Does the jammer look like a walkie talkie?

Most commuters experienced anger because they had to hear the fellow travelers’ phone calls.

But anti-social travelers are also increasingly taking matters into their own hands by interrupting commuter calls with portable cell phone jammer.

Jennifer Lopez demonstrated one in the film Enough.

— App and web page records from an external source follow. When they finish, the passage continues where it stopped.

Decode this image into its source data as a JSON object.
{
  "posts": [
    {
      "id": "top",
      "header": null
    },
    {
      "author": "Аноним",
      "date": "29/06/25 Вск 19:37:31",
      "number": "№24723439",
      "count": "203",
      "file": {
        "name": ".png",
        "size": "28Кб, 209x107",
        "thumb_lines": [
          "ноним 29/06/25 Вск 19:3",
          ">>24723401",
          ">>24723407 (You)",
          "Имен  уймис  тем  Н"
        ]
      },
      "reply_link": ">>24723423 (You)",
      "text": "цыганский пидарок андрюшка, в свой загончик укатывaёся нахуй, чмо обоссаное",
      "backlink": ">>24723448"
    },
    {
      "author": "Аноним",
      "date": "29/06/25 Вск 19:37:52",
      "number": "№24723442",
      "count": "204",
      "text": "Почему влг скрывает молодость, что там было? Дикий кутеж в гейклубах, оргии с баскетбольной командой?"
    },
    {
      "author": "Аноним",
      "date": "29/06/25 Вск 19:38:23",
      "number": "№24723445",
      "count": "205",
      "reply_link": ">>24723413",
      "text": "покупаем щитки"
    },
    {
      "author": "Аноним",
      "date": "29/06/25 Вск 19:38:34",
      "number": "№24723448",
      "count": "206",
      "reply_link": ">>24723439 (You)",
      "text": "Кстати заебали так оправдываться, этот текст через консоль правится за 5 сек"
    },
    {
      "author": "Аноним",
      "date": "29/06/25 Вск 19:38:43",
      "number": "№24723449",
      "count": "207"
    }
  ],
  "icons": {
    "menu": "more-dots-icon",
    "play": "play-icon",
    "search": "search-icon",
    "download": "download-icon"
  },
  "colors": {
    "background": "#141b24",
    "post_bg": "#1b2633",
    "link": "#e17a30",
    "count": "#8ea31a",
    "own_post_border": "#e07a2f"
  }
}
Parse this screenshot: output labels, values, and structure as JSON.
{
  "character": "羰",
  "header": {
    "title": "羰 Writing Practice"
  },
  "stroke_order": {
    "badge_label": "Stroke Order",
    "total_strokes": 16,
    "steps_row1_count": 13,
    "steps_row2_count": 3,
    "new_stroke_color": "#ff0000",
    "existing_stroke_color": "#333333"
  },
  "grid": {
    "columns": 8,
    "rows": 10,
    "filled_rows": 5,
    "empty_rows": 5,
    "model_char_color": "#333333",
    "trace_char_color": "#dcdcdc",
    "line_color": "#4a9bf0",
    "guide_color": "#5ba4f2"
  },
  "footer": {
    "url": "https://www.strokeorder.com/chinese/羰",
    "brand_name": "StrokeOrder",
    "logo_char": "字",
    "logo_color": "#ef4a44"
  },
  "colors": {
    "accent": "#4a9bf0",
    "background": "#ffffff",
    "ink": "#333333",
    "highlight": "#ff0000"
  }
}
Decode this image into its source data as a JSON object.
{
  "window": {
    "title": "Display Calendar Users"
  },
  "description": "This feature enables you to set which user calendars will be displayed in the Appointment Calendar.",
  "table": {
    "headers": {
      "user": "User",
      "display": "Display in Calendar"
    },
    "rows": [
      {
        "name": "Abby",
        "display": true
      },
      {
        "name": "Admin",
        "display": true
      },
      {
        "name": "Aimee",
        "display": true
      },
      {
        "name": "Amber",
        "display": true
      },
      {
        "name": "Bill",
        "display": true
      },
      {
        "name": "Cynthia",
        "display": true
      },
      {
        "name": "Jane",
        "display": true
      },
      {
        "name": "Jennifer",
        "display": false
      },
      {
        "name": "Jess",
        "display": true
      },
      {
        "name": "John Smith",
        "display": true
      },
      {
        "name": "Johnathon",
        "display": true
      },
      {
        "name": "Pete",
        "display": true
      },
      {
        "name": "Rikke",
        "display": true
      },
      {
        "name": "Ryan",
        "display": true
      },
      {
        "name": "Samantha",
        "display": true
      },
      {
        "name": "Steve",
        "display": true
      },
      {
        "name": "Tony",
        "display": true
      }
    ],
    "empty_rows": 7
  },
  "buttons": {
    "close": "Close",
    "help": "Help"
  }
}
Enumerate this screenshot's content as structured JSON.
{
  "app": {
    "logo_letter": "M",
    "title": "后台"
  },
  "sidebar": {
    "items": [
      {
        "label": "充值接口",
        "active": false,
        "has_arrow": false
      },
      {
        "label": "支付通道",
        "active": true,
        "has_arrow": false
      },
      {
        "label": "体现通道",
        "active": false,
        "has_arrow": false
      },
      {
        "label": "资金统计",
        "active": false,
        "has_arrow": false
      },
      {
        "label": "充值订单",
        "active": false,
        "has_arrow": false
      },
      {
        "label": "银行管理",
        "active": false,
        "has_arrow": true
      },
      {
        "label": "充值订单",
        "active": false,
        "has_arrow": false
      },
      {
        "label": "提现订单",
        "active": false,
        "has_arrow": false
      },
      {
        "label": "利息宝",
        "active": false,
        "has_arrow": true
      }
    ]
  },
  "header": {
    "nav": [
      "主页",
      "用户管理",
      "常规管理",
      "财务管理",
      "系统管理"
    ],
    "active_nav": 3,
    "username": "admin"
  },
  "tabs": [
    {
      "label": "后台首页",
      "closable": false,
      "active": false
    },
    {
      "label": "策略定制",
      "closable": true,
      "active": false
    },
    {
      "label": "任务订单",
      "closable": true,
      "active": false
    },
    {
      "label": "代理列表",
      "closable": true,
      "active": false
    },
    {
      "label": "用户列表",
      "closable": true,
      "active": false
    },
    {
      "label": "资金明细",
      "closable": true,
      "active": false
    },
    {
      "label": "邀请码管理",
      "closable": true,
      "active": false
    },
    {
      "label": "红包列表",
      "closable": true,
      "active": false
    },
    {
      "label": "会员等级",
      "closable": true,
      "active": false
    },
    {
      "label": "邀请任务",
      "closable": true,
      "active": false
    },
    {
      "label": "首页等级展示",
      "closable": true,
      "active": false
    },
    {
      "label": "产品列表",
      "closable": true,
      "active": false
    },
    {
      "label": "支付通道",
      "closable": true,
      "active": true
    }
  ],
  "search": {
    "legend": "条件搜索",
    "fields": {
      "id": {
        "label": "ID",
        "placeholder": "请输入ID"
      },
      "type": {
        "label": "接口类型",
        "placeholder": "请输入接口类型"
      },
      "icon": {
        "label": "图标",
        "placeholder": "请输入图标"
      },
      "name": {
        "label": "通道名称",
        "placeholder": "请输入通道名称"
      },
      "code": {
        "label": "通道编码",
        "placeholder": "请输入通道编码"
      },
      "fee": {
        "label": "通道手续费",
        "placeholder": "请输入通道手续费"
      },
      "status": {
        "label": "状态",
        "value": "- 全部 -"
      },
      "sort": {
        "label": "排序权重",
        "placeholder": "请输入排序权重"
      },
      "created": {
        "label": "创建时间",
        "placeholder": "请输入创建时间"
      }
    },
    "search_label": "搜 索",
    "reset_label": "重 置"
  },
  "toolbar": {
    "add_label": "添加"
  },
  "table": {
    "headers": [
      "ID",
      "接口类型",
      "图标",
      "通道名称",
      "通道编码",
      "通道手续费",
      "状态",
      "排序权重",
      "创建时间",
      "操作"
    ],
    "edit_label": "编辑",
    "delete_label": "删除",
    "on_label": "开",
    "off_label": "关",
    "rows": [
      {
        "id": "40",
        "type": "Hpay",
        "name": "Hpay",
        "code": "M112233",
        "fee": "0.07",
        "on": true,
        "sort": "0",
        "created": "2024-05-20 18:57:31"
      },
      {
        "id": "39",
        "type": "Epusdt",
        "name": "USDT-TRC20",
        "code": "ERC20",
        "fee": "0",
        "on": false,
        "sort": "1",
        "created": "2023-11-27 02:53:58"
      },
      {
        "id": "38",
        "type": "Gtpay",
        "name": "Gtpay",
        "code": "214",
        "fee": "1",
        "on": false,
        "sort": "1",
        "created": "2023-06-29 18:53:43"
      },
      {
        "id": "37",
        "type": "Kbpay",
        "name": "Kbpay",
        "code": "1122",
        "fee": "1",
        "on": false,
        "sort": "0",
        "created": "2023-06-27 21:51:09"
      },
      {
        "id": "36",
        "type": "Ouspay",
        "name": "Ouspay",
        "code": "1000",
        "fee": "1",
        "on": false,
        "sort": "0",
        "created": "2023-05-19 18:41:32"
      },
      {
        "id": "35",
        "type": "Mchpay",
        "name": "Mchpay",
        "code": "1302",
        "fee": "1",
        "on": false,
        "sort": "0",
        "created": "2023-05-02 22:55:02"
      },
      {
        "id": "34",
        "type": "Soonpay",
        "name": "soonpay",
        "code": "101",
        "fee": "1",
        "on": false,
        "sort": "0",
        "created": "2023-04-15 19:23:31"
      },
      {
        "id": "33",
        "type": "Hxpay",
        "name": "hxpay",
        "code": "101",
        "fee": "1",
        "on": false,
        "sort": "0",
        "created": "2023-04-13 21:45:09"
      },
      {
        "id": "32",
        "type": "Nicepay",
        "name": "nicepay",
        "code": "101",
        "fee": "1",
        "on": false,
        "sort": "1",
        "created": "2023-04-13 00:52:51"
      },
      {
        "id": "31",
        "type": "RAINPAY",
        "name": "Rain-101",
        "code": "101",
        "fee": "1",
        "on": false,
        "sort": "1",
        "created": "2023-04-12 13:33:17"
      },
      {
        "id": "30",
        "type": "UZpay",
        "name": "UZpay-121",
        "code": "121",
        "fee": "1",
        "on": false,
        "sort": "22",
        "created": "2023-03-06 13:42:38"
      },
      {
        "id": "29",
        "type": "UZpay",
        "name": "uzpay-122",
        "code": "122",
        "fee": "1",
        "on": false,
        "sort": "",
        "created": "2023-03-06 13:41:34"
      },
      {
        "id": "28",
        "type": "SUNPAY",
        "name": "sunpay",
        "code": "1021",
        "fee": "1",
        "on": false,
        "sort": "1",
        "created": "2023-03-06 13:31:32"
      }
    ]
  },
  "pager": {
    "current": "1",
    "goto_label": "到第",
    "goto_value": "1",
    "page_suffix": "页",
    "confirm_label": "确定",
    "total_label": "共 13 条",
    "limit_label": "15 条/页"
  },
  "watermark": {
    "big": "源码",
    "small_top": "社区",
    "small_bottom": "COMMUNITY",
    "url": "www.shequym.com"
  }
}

The worrying new trend in reality came to the fore this week when a bus driver in Philadelphia was caught by astonished commuters.

“I guess I’m taking the law into my own hands,” he told an NBC10 reporter, “and frankly I’m proud of it.”

The jammer was stopped by a fellow traveler who noticed that everyone on the bus in his cell was having trouble getting a signal.

The jammer held a device that looks like a walkie-talkie with four antennas in hand.

The commuter said, “Every time someone tries his cell phone again, this guy subtly turns in their direction, presses a button and points to him, then continues reading his book under his creepy hood.”

Users feel that they have some control over society that they see as an increasingly ruthless society. ‘

The illegal devices block both radio and mobile phone signals, including nearby emergency centers, which can lead to a public security disaster in the event of a terrorist attack.

Incoming calls are also blocked, so travelers cannot hear emergency messages.

A daily commuter from New Jersey to New York, who carries a jammer every day on his transit trip, said: “These are the best things ever”

He told Forbes that he uses the pocket-sized device bought from a website that selectively imports it from China when a fellow traveler speaks too loud or too long.

“If I used it, I have to cut off a loud speaker on the train next to me.” He claims he never felt guilty. “No fault,” he says, “just personal high fives.”